Sometimes defendants can instruct a solicitor, such as the experts from drinkdrivesolicitor.com, to argue exceptional hardship to try and persuade a Court not to disqualify someone is at risk of a so-called “totting-up” ban. However, this differs from special reasons which must be related to circumstances surrounding the offence rather than your wider personal circumstances.
If you present special reasons and they are accepted, the court may decide to impose penalty points instead of a ban, or to impose fewer or no penalty points if the offence warranted points. You would still be found guilty, but your special reasons would mean you would not be subject to the usual penalties for the offence.
Special reasons can be applied to any offence, not just driving offences, but they have to meet these criteria:
- They must be mitigating or extenuating circumstances;
- They do not amount to a defence;
- They must be related to the commission of the offence, and
- They must be reasons that a court can properly take into account when deciding upon punishment.
Normally it is for the prosecution to prove its case but where special reasons are being argued it is for the person putting them forward to prove that it is more likely than not that they apply. Common examples include:
If a spiked drink has taken you over the limit and you can prove it, you may be able to argue for a reduced punishment. However, it’s not a reliable or easy reason to use and it may be best to disregard it as there are sounder legal reasons that will get better results.
More and more people suffer from acid reflux or oesophageal reflux, when stomach contents are regurgitated. If someone is a sufferer, it’s possible that alcohol could be regurgitated into the mouth just prior to a breath test. This can cause inaccurately high readings on breath tests which are not properly representative of the amount of alcohol in the body, taking a reading over the legal limit.
However, for someone to be charged with drink driving, two breath specimens are needed as evidence, so both specimens will need to be examined by the court if this reason is used.
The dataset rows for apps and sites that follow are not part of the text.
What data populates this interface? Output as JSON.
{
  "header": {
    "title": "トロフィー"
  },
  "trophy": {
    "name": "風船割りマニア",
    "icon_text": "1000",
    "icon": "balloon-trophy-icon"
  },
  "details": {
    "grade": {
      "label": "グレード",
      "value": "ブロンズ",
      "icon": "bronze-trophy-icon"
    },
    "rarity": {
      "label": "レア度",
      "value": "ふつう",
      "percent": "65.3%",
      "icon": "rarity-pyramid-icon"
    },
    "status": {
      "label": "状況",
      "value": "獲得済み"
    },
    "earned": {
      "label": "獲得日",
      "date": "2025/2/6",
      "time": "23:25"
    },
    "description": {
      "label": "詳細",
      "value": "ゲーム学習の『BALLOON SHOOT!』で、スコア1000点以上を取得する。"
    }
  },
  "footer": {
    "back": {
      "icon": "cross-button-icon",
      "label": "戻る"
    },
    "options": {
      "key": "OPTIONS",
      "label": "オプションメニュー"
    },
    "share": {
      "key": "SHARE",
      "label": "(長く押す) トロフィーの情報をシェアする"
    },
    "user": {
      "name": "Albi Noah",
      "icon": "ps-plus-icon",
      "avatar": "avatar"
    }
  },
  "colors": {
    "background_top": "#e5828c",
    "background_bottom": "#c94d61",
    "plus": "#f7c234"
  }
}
To succeed with this special reason, the person should have drunk insufficient alcohol to produce a “failing” breath specimen and mouth alcohol must have been present. The regurgitated alcohol must have taken readings over the limit.
Shortness of distance
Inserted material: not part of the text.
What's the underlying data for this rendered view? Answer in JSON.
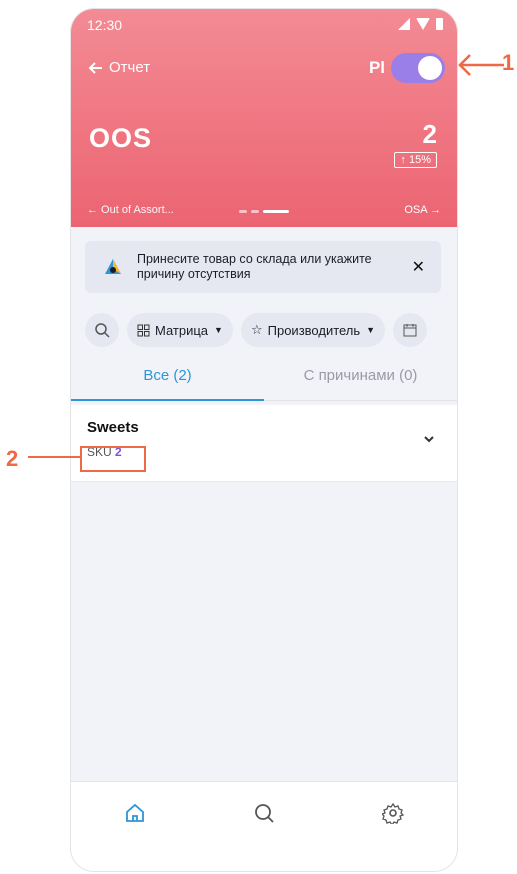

The driver travelled a very short distance while over the limit (anything over 100 yards would normally be too far). Distance is only one factor considered by the court, however, as it will also want to know what the reason for driving was, how the vehicle was driven, whether it was in a good state of repair and whether the driver intended to travel further. It will also examine weather and traffic conditions, the reason for driving and whether the car was likely to encounter other vehicles or pedestrians.
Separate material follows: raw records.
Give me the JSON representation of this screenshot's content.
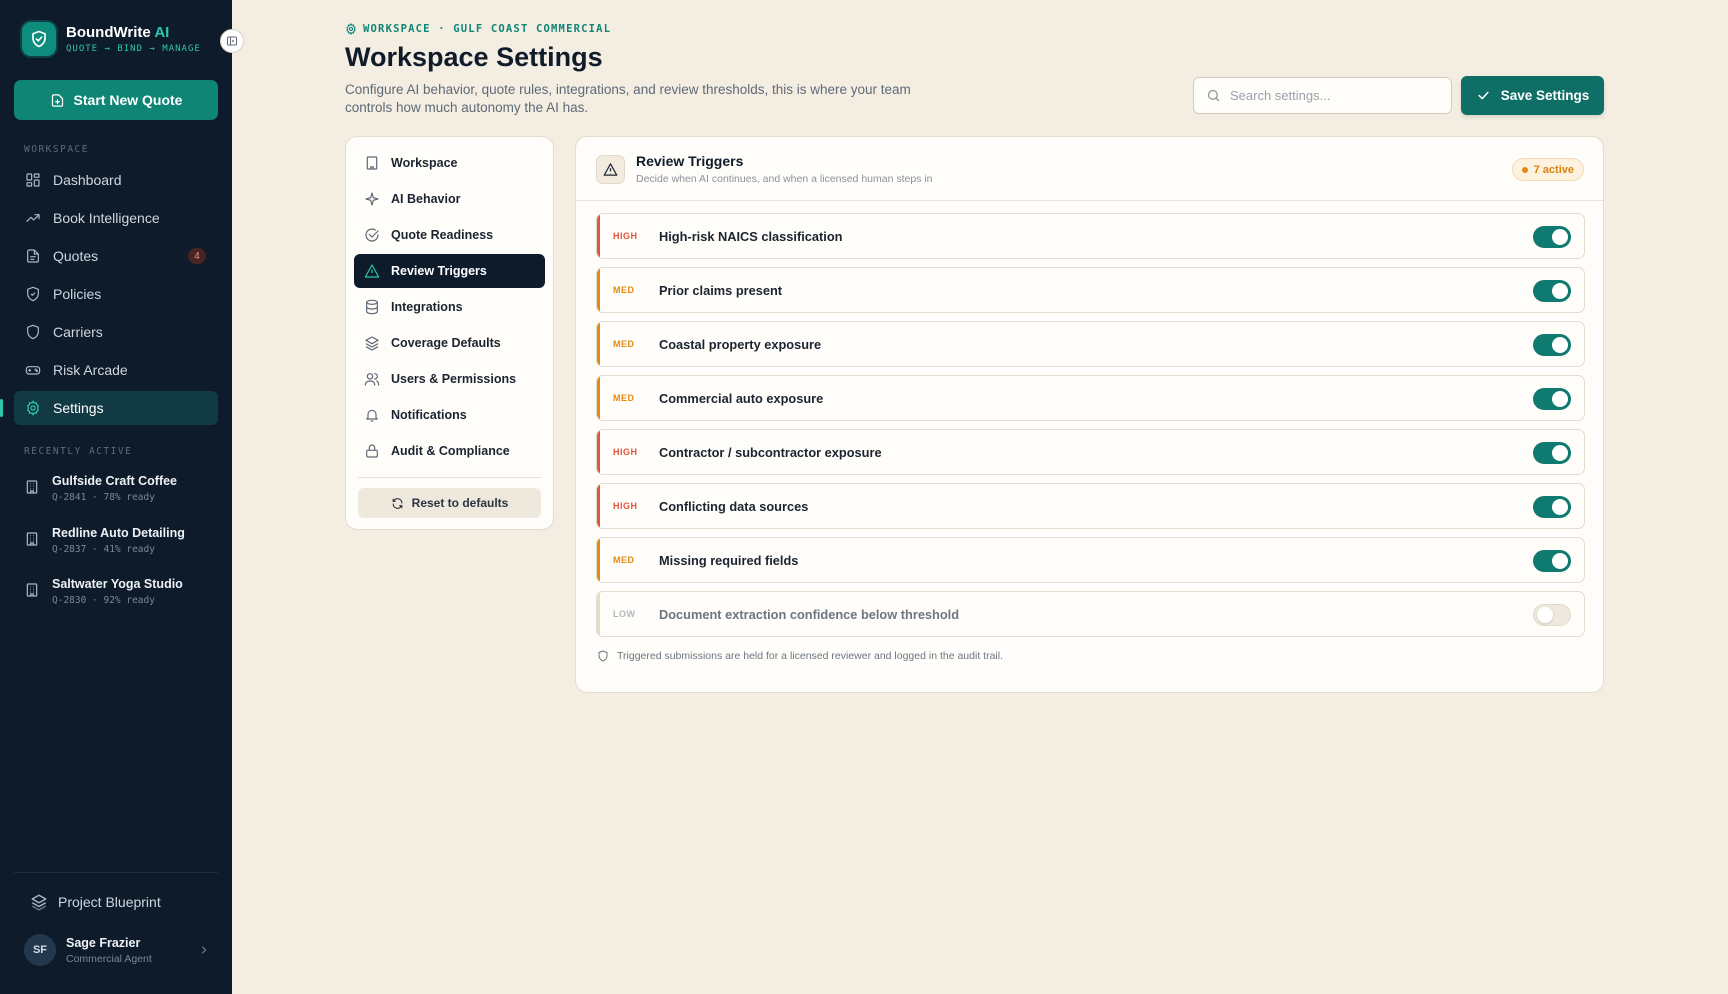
{
  "brand": {
    "name": "BoundWrite",
    "name_ai": " AI",
    "tagline": "QUOTE → BIND → MANAGE"
  },
  "sidebar": {
    "new_quote_label": "Start New Quote",
    "section_workspace": "WORKSPACE",
    "items": [
      {
        "label": "Dashboard",
        "icon": "grid-icon"
      },
      {
        "label": "Book Intelligence",
        "icon": "trend-icon"
      },
      {
        "label": "Quotes",
        "icon": "document-icon",
        "badge": "4"
      },
      {
        "label": "Policies",
        "icon": "shield-icon"
      },
      {
        "label": "Carriers",
        "icon": "shield-outline-icon"
      },
      {
        "label": "Risk Arcade",
        "icon": "gamepad-icon"
      },
      {
        "label": "Settings",
        "icon": "gear-icon",
        "active": true
      }
    ],
    "section_recent": "RECENTLY ACTIVE",
    "recent": [
      {
        "name": "Gulfside Craft Coffee",
        "meta": "Q-2841 · 78% ready"
      },
      {
        "name": "Redline Auto Detailing",
        "meta": "Q-2837 · 41% ready"
      },
      {
        "name": "Saltwater Yoga Studio",
        "meta": "Q-2830 · 92% ready"
      }
    ],
    "blueprint_label": "Project Blueprint",
    "user": {
      "initials": "SF",
      "name": "Sage Frazier",
      "role": "Commercial Agent"
    }
  },
  "header": {
    "breadcrumb": "WORKSPACE · GULF COAST COMMERCIAL",
    "title": "Workspace Settings",
    "description": "Configure AI behavior, quote rules, integrations, and review thresholds, this is where your team controls how much autonomy the AI has.",
    "search_placeholder": "Search settings...",
    "save_label": "Save Settings"
  },
  "settings_nav": {
    "items": [
      {
        "label": "Workspace",
        "icon": "building-icon"
      },
      {
        "label": "AI Behavior",
        "icon": "sparkle-icon"
      },
      {
        "label": "Quote Readiness",
        "icon": "check-circle-icon"
      },
      {
        "label": "Review Triggers",
        "icon": "warning-icon",
        "active": true
      },
      {
        "label": "Integrations",
        "icon": "database-icon"
      },
      {
        "label": "Coverage Defaults",
        "icon": "layers-icon"
      },
      {
        "label": "Users & Permissions",
        "icon": "users-icon"
      },
      {
        "label": "Notifications",
        "icon": "bell-icon"
      },
      {
        "label": "Audit & Compliance",
        "icon": "lock-icon"
      }
    ],
    "reset_label": "Reset to defaults"
  },
  "triggers": {
    "title": "Review Triggers",
    "subtitle": "Decide when AI continues, and when a licensed human steps in",
    "active_count": "7 active",
    "rows": [
      {
        "severity": "HIGH",
        "label": "High-risk NAICS classification",
        "enabled": true
      },
      {
        "severity": "MED",
        "label": "Prior claims present",
        "enabled": true
      },
      {
        "severity": "MED",
        "label": "Coastal property exposure",
        "enabled": true
      },
      {
        "severity": "MED",
        "label": "Commercial auto exposure",
        "enabled": true
      },
      {
        "severity": "HIGH",
        "label": "Contractor / subcontractor exposure",
        "enabled": true
      },
      {
        "severity": "HIGH",
        "label": "Conflicting data sources",
        "enabled": true
      },
      {
        "severity": "MED",
        "label": "Missing required fields",
        "enabled": true
      },
      {
        "severity": "LOW",
        "label": "Document extraction confidence below threshold",
        "enabled": false
      }
    ],
    "footer_note": "Triggered submissions are held for a licensed reviewer and logged in the audit trail."
  },
  "colors": {
    "accent": "#0f8576",
    "high": "#e0553f",
    "med": "#e38a12",
    "sidebar_bg": "#0d1b2a",
    "page_bg": "#f3ede2"
  }
}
This reason only really counts if you had no chance to call the emergency services instead of driving yourself – either over the speed limit or over the alcohol limit. If there were other alternatives other than driving then it is probably not worth arguing special reasons.